For his looks that don’t fit the above necessities, green shows up very little in Bond’s wardrobe. His Lock & Co. trilby in Dr. No is a very muted shade of green, so muted that there was a long debate about whether it’s green, brown or grey. He wears an olive double-breasted suit with an olive tie in The Man with the Golden Gun, which was likely only done so that Bond would match the set of the RMS Queen Elizabeth. One of the stripes in his multi-coloured striped tie in Venice in Moonraker is olive. One-eighth of Bond’s gun club check jacket in The Living Daylights is green. And the day cravat tucked into his navy jumper in GoldenEye is green. Much of the time when Bond is wearing green out of pure choice, it’s only a minor colour in the outfit.
Purple is an easy colour to wear, and it pairs well with grey and blue. Yet, Bond rarely touches it. His boldest use of purple comes in the form of purple velvet monogrammed Prince Albert slippers at home in Live and Let Die, yet these are hardly visible in the film.
Purple is especially effective in ties, and three of Bond’s ties feature purple. The amethyst-coloured grenadine tie that Bond wears with his grey flannel suit in Diamonds Are Forever is like a purple-grey colour. Two different shades of purple featured in the stripes of his multi-coloured striped tie in Venice in Moonraker. There is a hint of purple in the pindot tie that Bond wears with his black suit in London in Quantum of Solace.

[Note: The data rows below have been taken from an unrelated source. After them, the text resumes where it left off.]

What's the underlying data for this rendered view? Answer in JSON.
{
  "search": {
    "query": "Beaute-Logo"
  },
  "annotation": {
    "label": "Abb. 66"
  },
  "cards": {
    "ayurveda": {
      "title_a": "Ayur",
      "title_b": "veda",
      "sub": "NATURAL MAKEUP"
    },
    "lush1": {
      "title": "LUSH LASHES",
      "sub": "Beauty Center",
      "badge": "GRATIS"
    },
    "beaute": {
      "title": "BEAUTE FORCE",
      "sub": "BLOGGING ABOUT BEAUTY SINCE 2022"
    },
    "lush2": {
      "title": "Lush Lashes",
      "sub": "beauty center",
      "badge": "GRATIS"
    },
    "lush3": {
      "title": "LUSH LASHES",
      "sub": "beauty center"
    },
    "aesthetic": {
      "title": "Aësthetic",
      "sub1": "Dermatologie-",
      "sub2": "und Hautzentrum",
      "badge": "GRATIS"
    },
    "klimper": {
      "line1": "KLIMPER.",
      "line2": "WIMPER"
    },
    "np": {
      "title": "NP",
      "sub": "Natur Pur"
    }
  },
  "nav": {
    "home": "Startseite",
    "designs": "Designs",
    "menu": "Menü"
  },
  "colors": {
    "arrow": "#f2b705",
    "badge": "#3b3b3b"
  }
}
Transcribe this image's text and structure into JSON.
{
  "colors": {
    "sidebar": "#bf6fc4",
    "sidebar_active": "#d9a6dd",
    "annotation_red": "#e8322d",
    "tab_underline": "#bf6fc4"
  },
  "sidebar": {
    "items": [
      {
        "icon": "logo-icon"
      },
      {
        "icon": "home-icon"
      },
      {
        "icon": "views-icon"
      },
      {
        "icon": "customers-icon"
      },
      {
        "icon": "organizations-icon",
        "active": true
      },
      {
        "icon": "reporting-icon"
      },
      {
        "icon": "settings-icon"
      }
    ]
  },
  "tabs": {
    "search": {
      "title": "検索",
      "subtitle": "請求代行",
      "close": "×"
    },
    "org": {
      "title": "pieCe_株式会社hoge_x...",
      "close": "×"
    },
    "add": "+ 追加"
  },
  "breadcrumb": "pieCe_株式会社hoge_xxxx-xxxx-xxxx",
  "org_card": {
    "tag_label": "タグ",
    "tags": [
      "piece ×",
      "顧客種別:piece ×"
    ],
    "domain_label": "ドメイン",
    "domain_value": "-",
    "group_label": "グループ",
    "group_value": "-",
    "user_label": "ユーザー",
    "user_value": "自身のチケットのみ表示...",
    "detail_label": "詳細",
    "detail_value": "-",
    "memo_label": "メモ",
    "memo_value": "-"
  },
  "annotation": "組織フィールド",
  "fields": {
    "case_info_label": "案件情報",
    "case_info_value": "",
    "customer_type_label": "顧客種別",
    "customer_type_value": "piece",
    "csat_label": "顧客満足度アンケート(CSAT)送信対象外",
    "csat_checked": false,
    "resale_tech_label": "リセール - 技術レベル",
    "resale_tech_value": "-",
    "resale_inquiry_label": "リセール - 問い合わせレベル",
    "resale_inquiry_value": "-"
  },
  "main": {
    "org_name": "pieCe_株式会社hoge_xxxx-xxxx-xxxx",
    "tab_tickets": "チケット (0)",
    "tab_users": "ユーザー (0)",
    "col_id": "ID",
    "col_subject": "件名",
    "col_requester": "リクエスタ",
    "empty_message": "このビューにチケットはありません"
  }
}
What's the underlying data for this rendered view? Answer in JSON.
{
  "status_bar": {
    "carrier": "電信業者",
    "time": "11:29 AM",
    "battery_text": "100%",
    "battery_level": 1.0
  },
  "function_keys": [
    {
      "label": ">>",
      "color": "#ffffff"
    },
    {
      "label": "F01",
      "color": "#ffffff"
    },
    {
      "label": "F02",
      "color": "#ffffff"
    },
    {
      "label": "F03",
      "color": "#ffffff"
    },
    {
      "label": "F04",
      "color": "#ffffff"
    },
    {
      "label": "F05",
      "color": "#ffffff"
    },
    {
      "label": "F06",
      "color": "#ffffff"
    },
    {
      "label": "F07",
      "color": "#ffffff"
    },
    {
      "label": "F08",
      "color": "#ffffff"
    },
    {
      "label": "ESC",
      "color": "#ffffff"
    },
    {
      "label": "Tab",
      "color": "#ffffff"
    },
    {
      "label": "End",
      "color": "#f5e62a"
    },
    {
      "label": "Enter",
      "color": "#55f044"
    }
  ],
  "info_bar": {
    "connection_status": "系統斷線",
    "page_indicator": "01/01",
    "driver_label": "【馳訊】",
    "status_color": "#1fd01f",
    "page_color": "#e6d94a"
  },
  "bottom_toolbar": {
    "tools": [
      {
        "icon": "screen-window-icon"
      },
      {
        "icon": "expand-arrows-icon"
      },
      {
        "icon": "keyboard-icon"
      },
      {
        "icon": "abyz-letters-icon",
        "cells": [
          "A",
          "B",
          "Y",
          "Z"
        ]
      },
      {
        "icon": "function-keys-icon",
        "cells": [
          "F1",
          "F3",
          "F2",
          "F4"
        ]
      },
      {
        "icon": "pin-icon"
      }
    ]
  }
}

There’s also some purple in the lining of the brown suit jacket Bond briefly tries on at his New Orleans hotel in Live and Let Die.
Bond wears pink prominently a handful of times in the series, but it’s otherwise not a staple colour of his wardrobe. It’s an easy colour to wear, particularly in pale shades, but men often shy away from it because of its feminine associations. In the late 1960s it was a Bondian colour, but Bond has not worn it since the 1970s and its disappearance makes it a rather un-Bondian colour now.
Bond wears pink in warm locales, such as in his camp shirts in Thunderball, his linen shirt in You Only Live Twice, his formal shirt with an ecru suit and navy blazer in On Her Majesty’s Secret Service, and his pink tie with an ecru suit in Diamonds Are Forever.
Should you avoid these colours?
James Bond has worn every colour, so no colour is off limits, but care should be taken when wearing any of the colours above. Orange and yellow especially take skill and confidence to wear elegantly because they are such strong colours. Green, purple and pink are much easier to wear, but like Bond it is best to use discretion when wearing these colours because they stand out more than more typical colours. Some of the above examples demonstrates how to wear these difficult colours while others are models for how not to dress. Personal taste will determine which are white.